Cat games? Purrfect patterns and kitty-riffic colours galore, Calico is the Top Cat of tile-laying games. Designed by Kevin Russ, illustrated by Beth Sobel, and published by Flatout Games and AEG, Calico truly is the cat’s whiskers.
Now, I know I have waxed lyrical about this game before. I have even named it my game of 2020. But this is not without just cause. Calico is a brilliant and versatile game, and not just for cat lovers.
Underneath that cosy, quilted box lies a whole host of fickle felines who may or may not decide to honour your quilt with their presence. And that in itself could not be more on-theme if it tried. Why? Well, because we never really own or control cats. We curate their space. We are human slaves to these clawed commandants.
Calico is a beautifully crafted abstract, tile laying, a strategic spatial puzzle that makes me simultaneously happier and crazier than a kitten in a catnip factory. It can be played with talons drawn, tiles being hate drafted with a view to sabotaging your opponents’ quilts and point-scoring objectives. Alternatively, it can be an altogether more relaxed affair. The feline focus turned on players’ own boards. This happens without a thought for what the other neighbourhood cats are doing.
Beware, however, that competition can slink in through the cat flap even after a game has begun. What started off as a multiplayer solitaire can suddenly erupt into a competitive catfight if your tiles just aren’t coming out of the bag. Or if they are being unknowingly swiped by another tricky tabby!
The adaptability doesn’t stop at playing style either, as the game works brilliantly in both solo mode and at higher player counts.
Analysis paralysis can sometimes slow down the momentum of the game but being able to gaze upon a developing quilt (hopefully!) replete with colourful buttons, cosy cats, and point-scoring patterns is hardly a hardship for those next in turn!
Ultimately, Calico is a fantastic game and, as Sigmund Freud once famously never said, “Time spent with cats is never wasted”.
Cats and cat games are the best! They greet us when we come through the door and keep our feet warm while we sleep. Yes, they wake us up with their claws at 4 am demanding food and sprawl themselves over our board games, but we love them for it! As this blog proves, there are even some great games featuring our feline friends.
Cobra Paw is a game I would not usually be drawn to. However, when my husband, our two friends and myself saw the nice, chunky dice and stones on a stand at the UK Games Expo a few years ago we could not resist giving it a try. Cobra Paw takes minutes to learn and set up, and only about 5 minutes to play, which is perfect for this type of game. Plus, there’s a cat on the box dressed as a ninja, so how could we refuse?

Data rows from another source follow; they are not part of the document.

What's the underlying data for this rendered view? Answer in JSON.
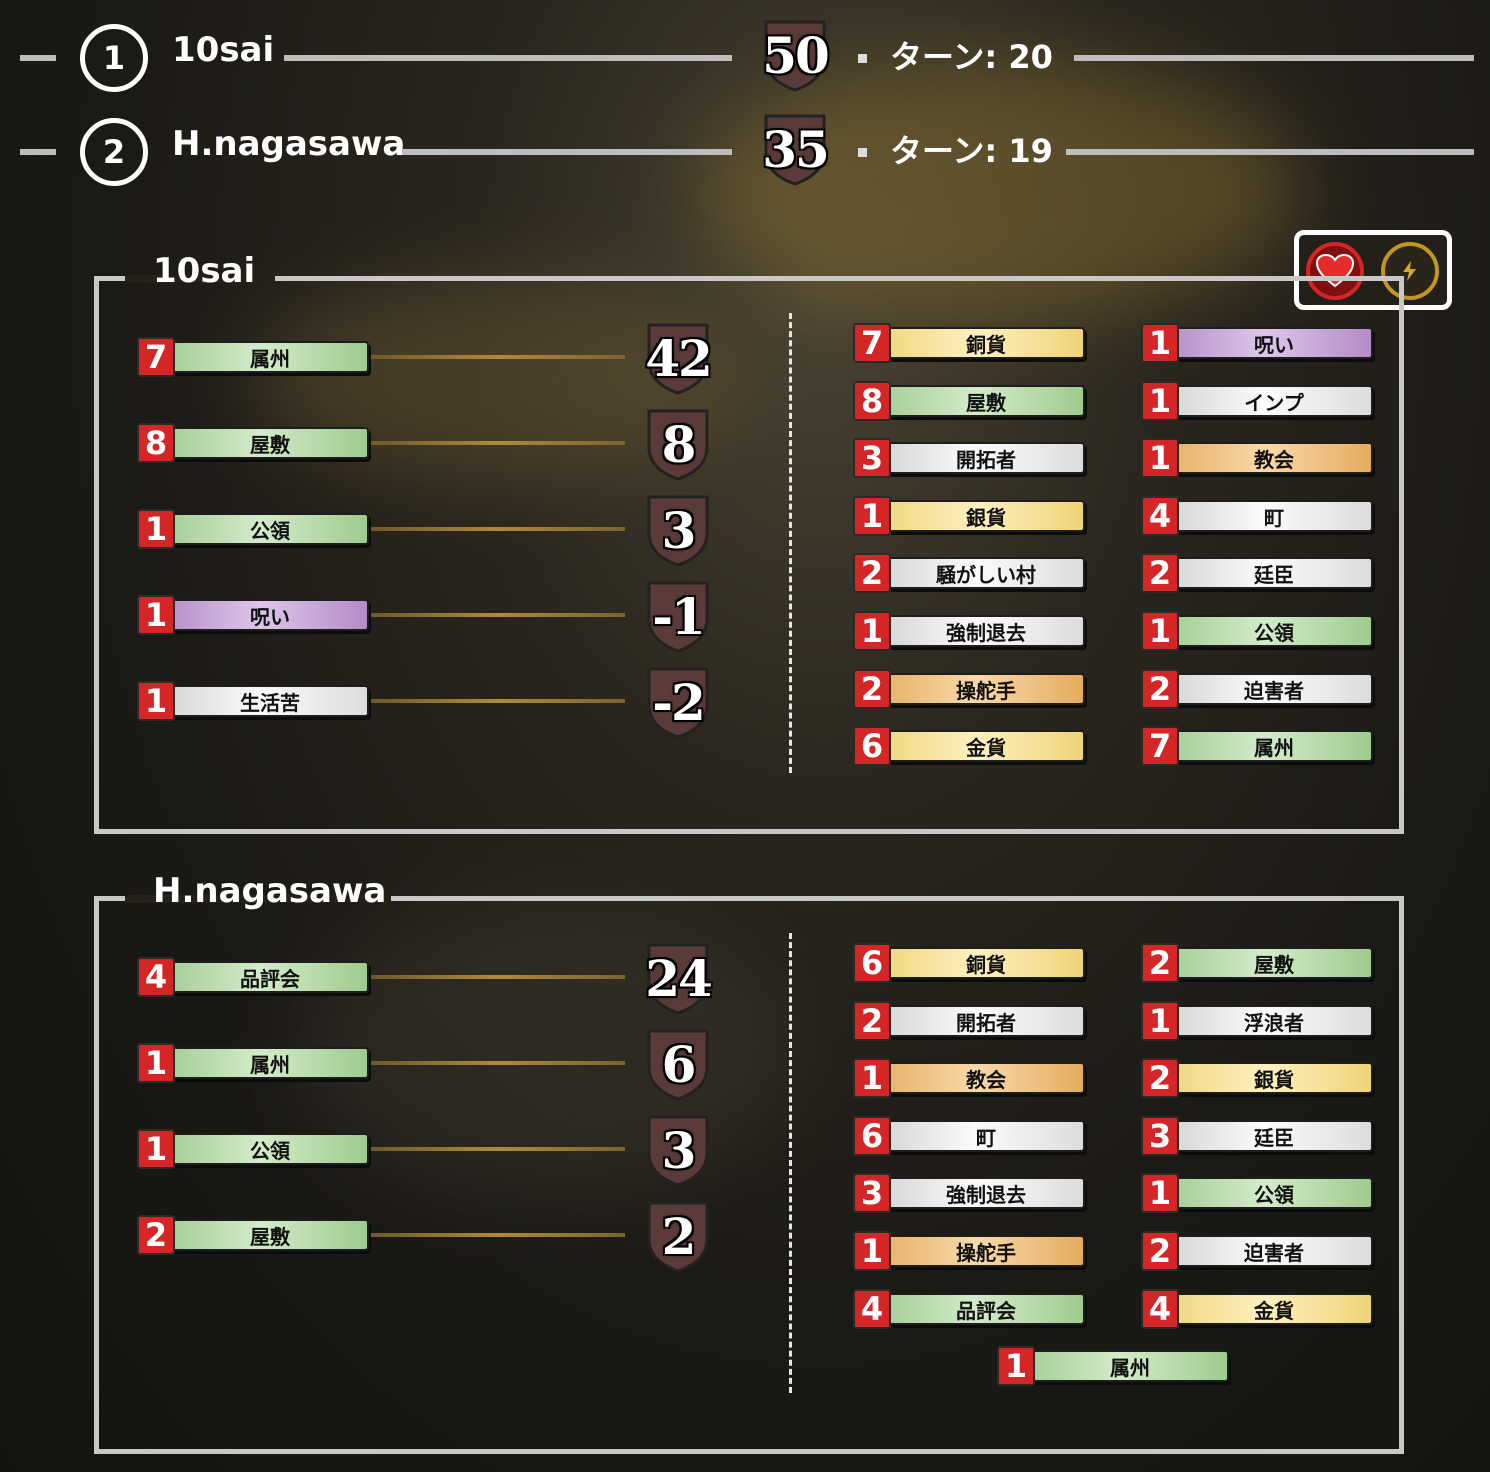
{
  "header": {
    "players": [
      {
        "rank": "1",
        "name": "10sai",
        "score": "50",
        "turn": "ターン: 20"
      },
      {
        "rank": "2",
        "name": "H.nagasawa",
        "score": "35",
        "turn": "ターン: 19"
      }
    ]
  },
  "icons": {
    "heart": "heart-icon",
    "lightning": "lightning-icon"
  },
  "colors": {
    "count_badge": "#d42527",
    "green": "#b9dca9",
    "yellow": "#f7e49c",
    "white": "#f0f0f0",
    "orange": "#eec283",
    "purple": "#c8a6d9",
    "border": "#c8c8c8"
  },
  "panels": [
    {
      "name": "10sai",
      "scores": [
        {
          "count": "7",
          "card": "属州",
          "color": "green",
          "points": "42"
        },
        {
          "count": "8",
          "card": "屋敷",
          "color": "green",
          "points": "8"
        },
        {
          "count": "1",
          "card": "公領",
          "color": "green",
          "points": "3"
        },
        {
          "count": "1",
          "card": "呪い",
          "color": "purple",
          "points": "-1"
        },
        {
          "count": "1",
          "card": "生活苦",
          "color": "white",
          "points": "-2"
        }
      ],
      "deck": [
        {
          "count": "7",
          "card": "銅貨",
          "color": "yellow"
        },
        {
          "count": "1",
          "card": "呪い",
          "color": "purple"
        },
        {
          "count": "8",
          "card": "屋敷",
          "color": "green"
        },
        {
          "count": "1",
          "card": "インプ",
          "color": "white"
        },
        {
          "count": "3",
          "card": "開拓者",
          "color": "white"
        },
        {
          "count": "1",
          "card": "教会",
          "color": "orange"
        },
        {
          "count": "1",
          "card": "銀貨",
          "color": "yellow"
        },
        {
          "count": "4",
          "card": "町",
          "color": "white"
        },
        {
          "count": "2",
          "card": "騒がしい村",
          "color": "white"
        },
        {
          "count": "2",
          "card": "廷臣",
          "color": "white"
        },
        {
          "count": "1",
          "card": "強制退去",
          "color": "white"
        },
        {
          "count": "1",
          "card": "公領",
          "color": "green"
        },
        {
          "count": "2",
          "card": "操舵手",
          "color": "orange"
        },
        {
          "count": "2",
          "card": "迫害者",
          "color": "white"
        },
        {
          "count": "6",
          "card": "金貨",
          "color": "yellow"
        },
        {
          "count": "7",
          "card": "属州",
          "color": "green"
        }
      ]
    },
    {
      "name": "H.nagasawa",
      "scores": [
        {
          "count": "4",
          "card": "品評会",
          "color": "green",
          "points": "24"
        },
        {
          "count": "1",
          "card": "属州",
          "color": "green",
          "points": "6"
        },
        {
          "count": "1",
          "card": "公領",
          "color": "green",
          "points": "3"
        },
        {
          "count": "2",
          "card": "屋敷",
          "color": "green",
          "points": "2"
        }
      ],
      "deck": [
        {
          "count": "6",
          "card": "銅貨",
          "color": "yellow"
        },
        {
          "count": "2",
          "card": "屋敷",
          "color": "green"
        },
        {
          "count": "2",
          "card": "開拓者",
          "color": "white"
        },
        {
          "count": "1",
          "card": "浮浪者",
          "color": "white"
        },
        {
          "count": "1",
          "card": "教会",
          "color": "orange"
        },
        {
          "count": "2",
          "card": "銀貨",
          "color": "yellow"
        },
        {
          "count": "6",
          "card": "町",
          "color": "white"
        },
        {
          "count": "3",
          "card": "廷臣",
          "color": "white"
        },
        {
          "count": "3",
          "card": "強制退去",
          "color": "white"
        },
        {
          "count": "1",
          "card": "公領",
          "color": "green"
        },
        {
          "count": "1",
          "card": "操舵手",
          "color": "orange"
        },
        {
          "count": "2",
          "card": "迫害者",
          "color": "white"
        },
        {
          "count": "4",
          "card": "品評会",
          "color": "green"
        },
        {
          "count": "4",
          "card": "金貨",
          "color": "yellow"
        },
        {
          "count": "1",
          "card": "属州",
          "color": "green"
        }
      ]
    }
  ]
}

This is a game you probably want to be standing up for! The 21 ‘Clawfuku’ stones are placed face-up on the table. The player with the smallest paws rolls the two ‘Catnippon’ dice. Then the players must all try to snatch the one stone with the pattern that matches the dice. Whoever snatches the stone is next to roll. The winner is the first to reach six stones. That’s it – let the hilarity ensue!
Stones are snatched from the common pool, but also from the other players, and trust me, there is a lot of shouting and laughing when your precious stones are whipped away from you! The game includes a Code of Conduct. For example, stones must be snatched with just one paw, and with the fingers, not the whole paw. These little rules only add to the amusement of the game!
Cobra Paw will not be for everyone. It only hits our table every so often. When it does, there is always a lot of fun and laughter. And that, after all, is one of the reasons I love to play games.
And if you’re still in the mood to celebrate cats after these, there are plenty more games to scratch that itch! You can also check out Beth’s rundown of Bush’s Board Game Thing, episode 16 is all about Feline Fun!